Devastated by the death of his wife in a hit-and-run accident, Miles, deputy sheriff of New Bern, NC, discovers new meaning in his life when he meets Sarah Andrews, a woman struggling to rebuild her own life. However, their new relationship is tested when Miles receives a tip about his wife’s death. This novel has a touch of mystery and darker themes than most of Sparks’ work.

The Wedding
In this quasi-sequel to The Notebook, Wilson Lewis has been married to Noah and Allie’s daughter for 30 years. With the preparations for their own daughter's wedding serving as a catalyst, Wilson realizes that the spark has left his relationship with his wife, and he sets out to make his wife fall in love with him again.

Three Weeks with My Brother (with Micah Sparks)
In a memoir written with his brother, Sparks describes how the two of them dealt with their grief over the untimely deaths of their parents and only sister by embarking on a three-week odyssey around the world. Part biography and part spiritual travelogue, this a beautiful story about holding onto faith and family when faced with tragedy.

Thursday, October 1, 2009

Staff Selections - Jessica, Circulation

What is your favorite genre? I’m a total YA fantasy nerd—if it involves faeries, I’m there!  I love anything that has to do with mythology and fairy tales. Anything FRANCESCA LIA BLOCK writes is gold in my eyes, her books changed my life growing up—I view her as a genre unto herself. I’m also really into MANGA, which is a medium rather than a genre, but there was nowhere else to state my MANGA-FAN-NESS!!

What are you reading now? Pride and Prejudice and Zombies by Jane Austen and Seth Grahame-Smith, which, as the title suggests, is Pride and Prejudice with added zombie action. I’m also reading Foxmask by Juliet Marillier, a historical fantasy that draws a lot from Norse culture.

What have you read recently? Lament by Maggie Stiefvater, Wings by Aprilynne Pike, the manga We Were There by Yuki Obata, all of which I loved.

What is your favorite classic? Lewis Carroll’s Alice‘s Adventures in Wonderland and Through the Looking Glass. There are very few things I adore more than these books.

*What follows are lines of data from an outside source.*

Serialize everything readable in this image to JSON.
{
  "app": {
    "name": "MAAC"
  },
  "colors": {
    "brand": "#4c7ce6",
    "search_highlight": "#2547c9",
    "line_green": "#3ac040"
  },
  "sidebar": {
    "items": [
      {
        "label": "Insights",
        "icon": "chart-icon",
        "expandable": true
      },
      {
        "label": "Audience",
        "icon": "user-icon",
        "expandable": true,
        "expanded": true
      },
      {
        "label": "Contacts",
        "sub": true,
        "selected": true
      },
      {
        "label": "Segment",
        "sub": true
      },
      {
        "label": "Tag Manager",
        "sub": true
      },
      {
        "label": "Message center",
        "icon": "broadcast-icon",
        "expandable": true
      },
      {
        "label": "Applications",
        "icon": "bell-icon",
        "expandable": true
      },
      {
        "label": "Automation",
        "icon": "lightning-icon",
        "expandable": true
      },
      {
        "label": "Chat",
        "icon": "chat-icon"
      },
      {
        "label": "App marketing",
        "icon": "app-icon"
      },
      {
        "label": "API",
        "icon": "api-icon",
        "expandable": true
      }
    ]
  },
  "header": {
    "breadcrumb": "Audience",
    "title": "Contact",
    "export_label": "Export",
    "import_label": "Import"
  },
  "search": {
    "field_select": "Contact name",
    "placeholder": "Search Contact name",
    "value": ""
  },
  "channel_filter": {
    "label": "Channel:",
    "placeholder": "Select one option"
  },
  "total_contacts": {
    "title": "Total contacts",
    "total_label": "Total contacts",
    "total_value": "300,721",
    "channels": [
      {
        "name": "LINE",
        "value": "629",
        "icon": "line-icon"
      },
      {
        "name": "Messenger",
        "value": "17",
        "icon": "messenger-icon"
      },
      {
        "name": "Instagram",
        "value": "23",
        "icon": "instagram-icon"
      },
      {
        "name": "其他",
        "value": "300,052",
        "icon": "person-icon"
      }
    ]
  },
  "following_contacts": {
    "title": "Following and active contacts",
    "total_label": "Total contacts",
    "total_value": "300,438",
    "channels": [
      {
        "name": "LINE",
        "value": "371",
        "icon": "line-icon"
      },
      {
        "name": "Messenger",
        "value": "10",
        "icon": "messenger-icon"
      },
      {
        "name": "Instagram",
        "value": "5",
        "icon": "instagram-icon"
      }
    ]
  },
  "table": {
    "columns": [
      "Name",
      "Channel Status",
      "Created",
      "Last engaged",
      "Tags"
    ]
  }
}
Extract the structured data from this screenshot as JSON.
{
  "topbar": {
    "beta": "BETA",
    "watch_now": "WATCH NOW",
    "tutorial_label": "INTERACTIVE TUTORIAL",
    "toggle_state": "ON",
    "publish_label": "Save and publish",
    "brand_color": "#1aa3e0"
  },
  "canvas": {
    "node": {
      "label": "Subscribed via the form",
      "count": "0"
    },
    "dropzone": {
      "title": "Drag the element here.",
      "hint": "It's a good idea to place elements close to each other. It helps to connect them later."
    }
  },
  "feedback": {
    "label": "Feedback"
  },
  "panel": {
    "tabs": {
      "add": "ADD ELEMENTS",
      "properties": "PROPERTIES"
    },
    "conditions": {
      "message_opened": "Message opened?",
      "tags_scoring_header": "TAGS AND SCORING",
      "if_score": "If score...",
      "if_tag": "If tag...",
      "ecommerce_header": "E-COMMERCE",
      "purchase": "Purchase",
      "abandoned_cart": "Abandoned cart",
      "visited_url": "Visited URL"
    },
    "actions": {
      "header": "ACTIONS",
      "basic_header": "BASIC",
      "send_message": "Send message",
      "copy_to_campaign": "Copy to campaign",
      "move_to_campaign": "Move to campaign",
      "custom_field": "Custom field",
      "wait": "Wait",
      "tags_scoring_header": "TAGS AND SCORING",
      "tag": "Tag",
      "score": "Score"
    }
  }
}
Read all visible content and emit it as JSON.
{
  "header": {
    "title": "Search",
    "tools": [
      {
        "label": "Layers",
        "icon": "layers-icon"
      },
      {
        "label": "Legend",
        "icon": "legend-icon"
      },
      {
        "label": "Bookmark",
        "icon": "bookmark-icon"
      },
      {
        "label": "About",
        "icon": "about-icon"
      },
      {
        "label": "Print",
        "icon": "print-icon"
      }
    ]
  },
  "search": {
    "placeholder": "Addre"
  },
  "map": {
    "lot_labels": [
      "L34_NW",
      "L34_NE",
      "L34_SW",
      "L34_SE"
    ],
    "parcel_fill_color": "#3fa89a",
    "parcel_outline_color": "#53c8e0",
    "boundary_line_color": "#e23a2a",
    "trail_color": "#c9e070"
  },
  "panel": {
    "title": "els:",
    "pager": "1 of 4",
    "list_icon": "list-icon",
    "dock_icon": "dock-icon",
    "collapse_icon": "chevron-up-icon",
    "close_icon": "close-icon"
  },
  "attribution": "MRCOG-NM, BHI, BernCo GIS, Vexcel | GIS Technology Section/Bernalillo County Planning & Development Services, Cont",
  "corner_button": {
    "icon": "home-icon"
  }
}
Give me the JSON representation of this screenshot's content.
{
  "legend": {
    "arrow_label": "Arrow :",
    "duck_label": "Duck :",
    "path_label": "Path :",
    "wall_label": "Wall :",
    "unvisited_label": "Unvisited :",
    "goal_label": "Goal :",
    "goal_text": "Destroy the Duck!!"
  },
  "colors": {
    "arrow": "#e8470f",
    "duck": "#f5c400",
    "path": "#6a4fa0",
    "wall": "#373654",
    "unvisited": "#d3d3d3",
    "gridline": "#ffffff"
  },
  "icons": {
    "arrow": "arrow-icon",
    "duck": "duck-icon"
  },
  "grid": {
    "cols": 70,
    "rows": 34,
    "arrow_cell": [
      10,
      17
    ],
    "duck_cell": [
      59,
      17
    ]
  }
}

What is your all time favorite book/series? As far as books go, it’s between the Harry Potter series, The Prydain Chronicles by Lloyd Alexander, The Hitchhiker’s Guide books by Douglas Adams, and the Sevenwaters trilogy by Juliet Marillier.  My favorite manga series are Death Note by Tsugumi Ohba, Fullmetal Alchemist by Hiromu Arakawa, Alice 19th by Yu Watase, and Sand Chronicles by Hinako Ashihara.

What are your favorite recommendations? Neverwhere by Nail Gaiman, The Little Prince by Antoine de Saint-Exupery, Howl’s Moving Castle by Diana Wynne Jones, Graceling by Kristin Cashore, Crown Duel by Sherwood Smith, Someday This Pain Will Be Useful to You and The Book of Dead Days by Marcus Sedgwick....I could keep going on and on.